The area of formal ethics is experiencing a shift from a unique or standard approach to normative reasoning, as exemplified by so-called standard deontic logic, to a variety of application-specific theories. However, the adequate handling of normative concepts such as obligation, permission, prohibition, and moral commitment is challenging, as illustrated by the notorious paradoxes of deontic logic. In this article we introduce an approach to design and evaluate theories of normative reasoning. In particular, we present a formal framework based on higher-order logic, a design methodology, and we discuss tool support. Moreover, we illustrate the approach using an example of an implementation, we demonstrate different ways of using it, and we discuss how the design of normative theories is now made accessible to non-specialist users and developers.
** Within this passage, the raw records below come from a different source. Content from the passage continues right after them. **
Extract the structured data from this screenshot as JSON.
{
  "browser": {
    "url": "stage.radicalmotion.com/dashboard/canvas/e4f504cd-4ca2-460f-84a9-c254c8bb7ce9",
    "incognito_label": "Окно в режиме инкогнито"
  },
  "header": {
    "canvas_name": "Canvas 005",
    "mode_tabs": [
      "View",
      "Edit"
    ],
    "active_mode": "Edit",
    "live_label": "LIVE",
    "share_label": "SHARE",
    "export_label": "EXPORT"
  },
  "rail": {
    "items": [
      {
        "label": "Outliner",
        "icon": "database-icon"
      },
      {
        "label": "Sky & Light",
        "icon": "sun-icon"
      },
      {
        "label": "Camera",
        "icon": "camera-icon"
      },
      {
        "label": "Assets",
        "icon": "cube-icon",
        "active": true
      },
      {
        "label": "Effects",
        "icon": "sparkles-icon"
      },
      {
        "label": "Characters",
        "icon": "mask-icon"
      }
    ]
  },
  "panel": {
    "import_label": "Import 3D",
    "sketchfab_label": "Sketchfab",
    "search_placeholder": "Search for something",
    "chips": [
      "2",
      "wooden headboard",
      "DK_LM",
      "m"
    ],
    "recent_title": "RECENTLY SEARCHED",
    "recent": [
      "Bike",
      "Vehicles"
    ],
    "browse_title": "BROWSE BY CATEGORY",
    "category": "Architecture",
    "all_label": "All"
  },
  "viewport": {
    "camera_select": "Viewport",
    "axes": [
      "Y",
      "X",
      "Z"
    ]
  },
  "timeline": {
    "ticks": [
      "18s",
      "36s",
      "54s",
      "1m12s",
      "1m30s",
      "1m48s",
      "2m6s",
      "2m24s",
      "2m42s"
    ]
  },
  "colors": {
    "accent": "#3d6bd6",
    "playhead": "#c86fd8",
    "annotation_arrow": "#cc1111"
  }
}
A significant part of the literature in deontic logic revolves around the discussions of puzzles and paradoxes which show that certain logical systems are not acceptable--typically, this happens with deontic KD, i.e., Standard Deontic Logic (SDL)--or which suggest that obligations and permissions should enjoy some desirable properties. One well-known puzzle is the the so-called Free Choice Permission paradox, which was originated by the following remark by von Wright in [23, p. 21]: "On an ordinary understanding of the phrase'it is permitted that', the formula'P(p q)' seems to entail'Pp Pq'. If I say to somebody'you may work or relax' I normally mean that the person addressed has my permission to work and also my permission to relax. It is up to him to choose between the two alternatives." Usually, this intuition is formalised by the following schema: P(p q) (Pp Pq) (FCP) Many problems have been discussed in the literature around FCP: for a comprehensive overview, discussion, and some solutions, see [11, 14, 20]. Three basic difficulties can be identified, among the others [11, p. 43]: - Problem 1: Permission Explosion Problem - "That if anything is permissible, then everything is, and thus it would also be a theorem that nothing is obligatory," , for example "If you may order a soup, then it is not true that you ought to pay the bill" ;
Electronic contracts are the cornerstone of this framework and contractual agents manipulate these abstractions to specify business relationships and to automate their execution. We first define the concepts and the formalism used to model electronic contracts. Based on the dynamic nature of these concepts, we introduce a collaborative protocol used by contractual agents to synchronize their views on contractual commitments. Lastly, we present the conceptual architecture and the high-level reasoning process of contractual agents.
Deontic logic is shown to be applicable for modelling human reasoning. For this the Wason selection task and the suppression task are discussed in detail. Different versions of modelling norms with deontic logic are introduced and in the case of the Wason selection task it is demonstrated how differences in the performance of humans in the abstract and in the social contract case can be explained. Furthermore it is shown that an automated theorem prover can be used as a reasoning tool for deontic logic.